By Sonya James
Posting in Architecture
AirHotel challenges the hospitality industry to rethink luxury. Guests sleep in trees but get their money's worth in surreal made-up realities.
Is luxury a human right? Our current economic and political unrest continues to fuel a fiery debate.
I recently asked SmartPlanet readers whether they thought the world's most expensive house was an architectural contribution for future generations, or a symbol of inequality built in poor taste.
"Irresponsible" followed "Ostentatious posturing". Others said we all spend what we make, so who are we to judge?
In the midst of the mega-home-complexes being constructed throughout the world, there are some people interested in a luxury of a different kind.

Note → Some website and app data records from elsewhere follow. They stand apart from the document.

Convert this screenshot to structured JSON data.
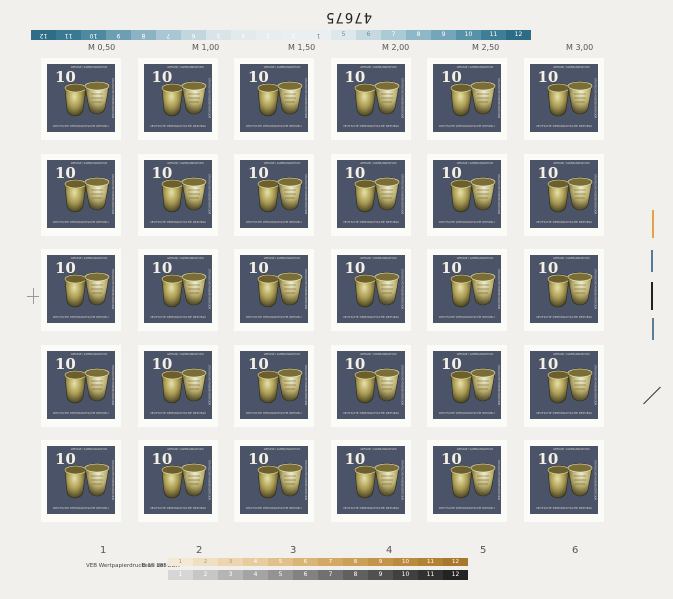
{
  "sheet": {
    "number": "47675",
    "top_bar_numbers": [
      "12",
      "11",
      "10",
      "9",
      "8",
      "7",
      "6",
      "5",
      "4",
      "3",
      "2",
      "1",
      "5",
      "6",
      "7",
      "8",
      "9",
      "10",
      "11",
      "12"
    ],
    "top_bar_colors": [
      "#2f6d86",
      "#3a7992",
      "#4d8aa1",
      "#6d9fb3",
      "#8cb3c4",
      "#a8c6d3",
      "#c2d6de",
      "#d8e4e8",
      "#e2eaec",
      "#e8eef0",
      "#eaf0f2",
      "#eaf0f2",
      "#dde8ec",
      "#c6d9e0",
      "#aacad5",
      "#8fb8c7",
      "#74a5b8",
      "#5892a8",
      "#3f7e97",
      "#2c6c87"
    ],
    "prices": [
      "M 0,50",
      "M 1,00",
      "M 1,50",
      "M 2,00",
      "M 2,50",
      "M 3,00"
    ],
    "column_markers": [
      "1",
      "2",
      "3",
      "4",
      "5",
      "6"
    ],
    "printer_line": "VEB Wertpapierdruckerei der DDR",
    "print_code": "B 15 185",
    "brown_bar_numbers": [
      "1",
      "2",
      "3",
      "4",
      "5",
      "6",
      "7",
      "8",
      "9",
      "10",
      "11",
      "12"
    ],
    "brown_bar_colors": [
      "#f3e9d6",
      "#efe0c4",
      "#ebd6b1",
      "#e6cc9e",
      "#e0c08b",
      "#d9b577",
      "#d2aa65",
      "#cb9f55",
      "#c39548",
      "#ba8b3d",
      "#b18234",
      "#a8792d"
    ],
    "gray_bar_numbers": [
      "1",
      "2",
      "3",
      "4",
      "5",
      "6",
      "7",
      "8",
      "9",
      "10",
      "11",
      "12"
    ],
    "gray_bar_colors": [
      "#d6d6d6",
      "#c6c6c6",
      "#b5b5b5",
      "#a4a4a4",
      "#939393",
      "#828282",
      "#717171",
      "#606060",
      "#505050",
      "#404040",
      "#313131",
      "#232323"
    ]
  },
  "stamp": {
    "value": "10",
    "country": "DEUTSCHE DEMOKRATISCHE REPUBLIK",
    "top_caption": "GEFÄSSE / SAMMLUNGSSTÜCK",
    "side_caption": "STAATLICHE MUSEEN DER DDR",
    "background_color": "#4b5368",
    "rows": 5,
    "columns": 6
  }
}
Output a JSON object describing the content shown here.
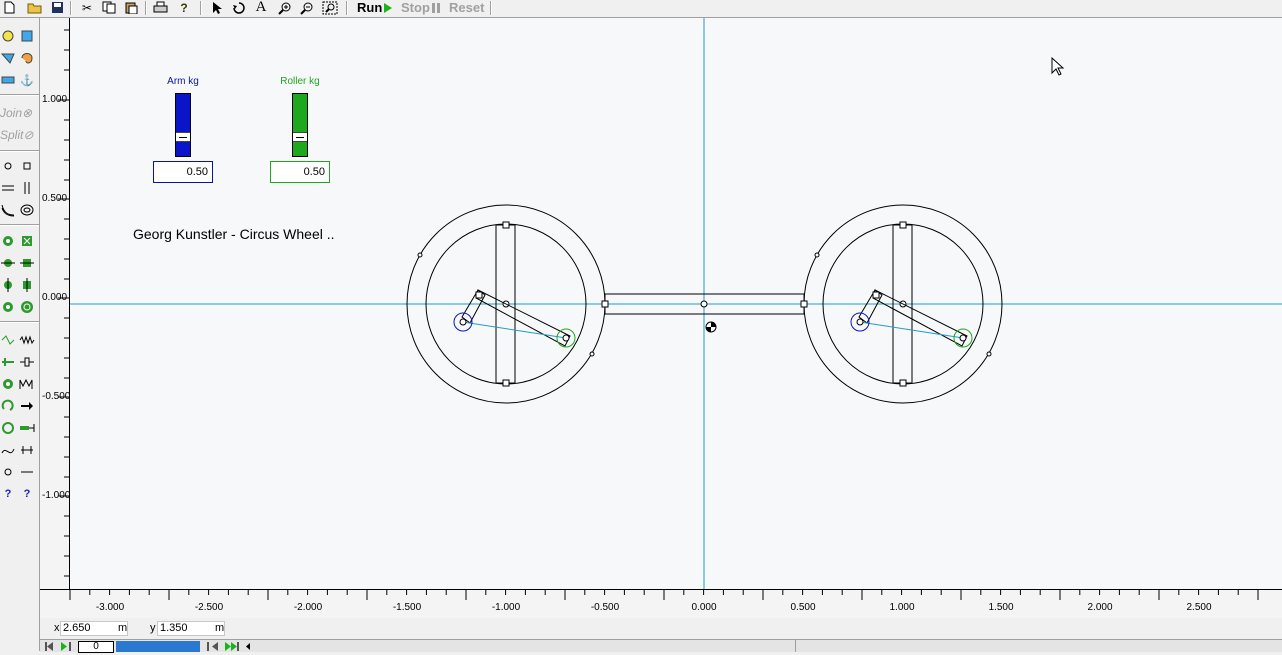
{
  "toolbar": {
    "run_label": "Run",
    "stop_label": "Stop",
    "reset_label": "Reset"
  },
  "palette": {
    "join_label": "Join",
    "split_label": "Split"
  },
  "rulers": {
    "y_ticks": [
      "1.000",
      "0.500",
      "0.000",
      "-0.500",
      "-1.000"
    ],
    "x_ticks": [
      "-3.000",
      "-2.500",
      "-2.000",
      "-1.500",
      "-1.000",
      "-0.500",
      "0.000",
      "0.500",
      "1.000",
      "1.500",
      "2.000",
      "2.500"
    ]
  },
  "controls": {
    "arm": {
      "label": "Arm kg",
      "value": "0.50",
      "level": 0.5,
      "color": "#0a14c8"
    },
    "roller": {
      "label": "Roller kg",
      "value": "0.50",
      "level": 0.5,
      "color": "#1ea81e"
    }
  },
  "scene": {
    "title": "Georg Kunstler - Circus Wheel .."
  },
  "status": {
    "x_label": "x",
    "x_value": "2.650",
    "x_unit": "m",
    "y_label": "y",
    "y_value": "1.350",
    "y_unit": "m"
  },
  "playback": {
    "frame": "0"
  },
  "colors": {
    "axis": "#1e9ec8",
    "canvas": "#f6f8fa"
  }
}
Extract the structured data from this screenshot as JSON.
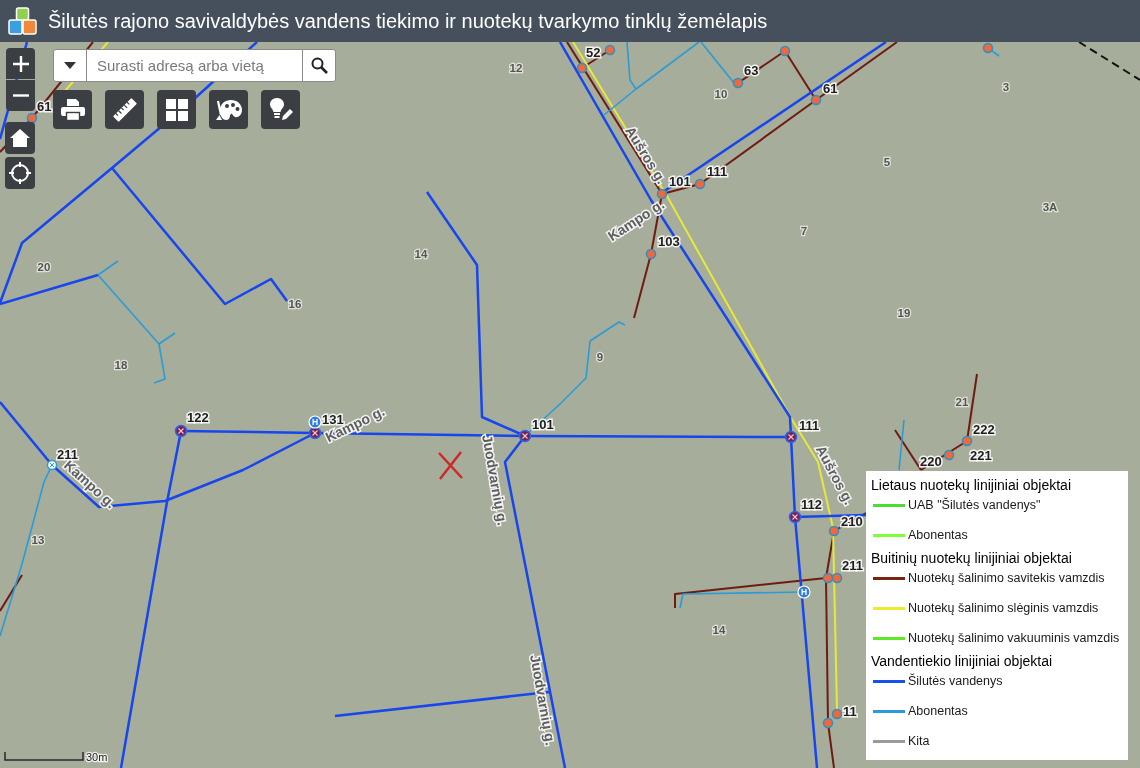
{
  "window": {
    "title": "Šilutės rajono savivaldybės vandens tiekimo ir nuotekų tvarkymo tinklų žemėlapis"
  },
  "search": {
    "placeholder": "Surasti adresą arba vietą"
  },
  "map": {
    "node_labels": [
      "61",
      "52",
      "63",
      "61",
      "101",
      "111",
      "103",
      "122",
      "131",
      "101",
      "111",
      "112",
      "210",
      "211",
      "220",
      "221",
      "222",
      "211",
      "11"
    ],
    "street_labels": [
      "Kampo g.",
      "Kampo g.",
      "Kampo g.",
      "Aušros g.",
      "Aušros g.",
      "Juodvarnių g.",
      "Juodvarnių g."
    ],
    "house_numbers": [
      "12",
      "10",
      "3",
      "5",
      "3A",
      "7",
      "19",
      "14",
      "16",
      "20",
      "18",
      "9",
      "21",
      "14",
      "13"
    ],
    "hydrant_markers": [
      "H",
      "H"
    ],
    "scale": "30m"
  },
  "legend": {
    "sections": [
      {
        "title": "Lietaus nuotekų linijiniai objektai",
        "items": [
          {
            "label": "UAB \"Šilutės vandenys\"",
            "color": "#4ddb3a"
          },
          {
            "label": "Abonentas",
            "color": "#7dff3a"
          }
        ]
      },
      {
        "title": "Buitinių nuotekų linijiniai objektai",
        "items": [
          {
            "label": "Nuotekų šalinimo savitekis vamzdis",
            "color": "#7b2413"
          },
          {
            "label": "Nuotekų šalinimo slėginis vamzdis",
            "color": "#ecec2e"
          },
          {
            "label": "Nuotekų šalinimo vakuuminis vamzdis",
            "color": "#5ee827"
          }
        ]
      },
      {
        "title": "Vandentiekio linijiniai objektai",
        "items": [
          {
            "label": "Šilutės vandenys",
            "color": "#1550ef"
          },
          {
            "label": "Abonentas",
            "color": "#2a9bd9"
          },
          {
            "label": "Kita",
            "color": "#9a9a9a"
          }
        ]
      }
    ]
  }
}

The Belgian artist collective, Time Circus, built AirHotel, "a mobile air hotel full of funky flying dreams and cocoons." In other words, the troupe is touring the hotel which is also an interactive theater performance.
AirHotel is currently spending its last week in the forest of Norfolk, United Kingdom.
"Our home for the night was El Ambassador, a slick-looking two-person cocoon that appeared to be floating in mid-air," writes hotel guest Emma Knights. "It was accessed via a trapdoor and, once inside, this space-age pod’s glass ceiling meant that we were able to enjoy beautiful views of the trees and the starry night sky while the wind gently rocked the pod which was suspended from trees by cables."
The pods are simply furnished. Guests find AirHotel's flare with the staff and the absurdist world it is their job to create. Heartbreaking Lucy, the Madam, The Strongest Granny in the entire world, and silent Brambo are a few of the staff characters.
"At dawn you get to choose two wishes from your personal room service list in exchange for a dream in your night journal," says Time Circus. "The journals are brought to your room by the hotel staff and are sometimes poetic moments, or powerful performances: a love song, a sweet music box or a disco party.
The performance balances on the verge of semi reality and it is only when waking up that you realize that nothing was what it seemed the night before."
Merrian-Webster defines "luxurious" as "marked by or given to self-indulgence". Infusing something as common-place as a hotel with a surreal-inspired interactive art performance is certainly luxurious. And I'm not putting luxury down. In fact, I wonder why it is so rare for certain businesses to promote indulgence in the immaterial aspects of life.
What if the hospitality industry cut back on selling mass comfort and flowed money into selling experience? Yes, sometimes a traveler is tired, working, and not in the mood for interactive theater. But a glass-ceilinged pod in a tree? That is not a bad place to do any kind of business.
[via BBC News; AirHotel; EDP 24]
May 27, 2012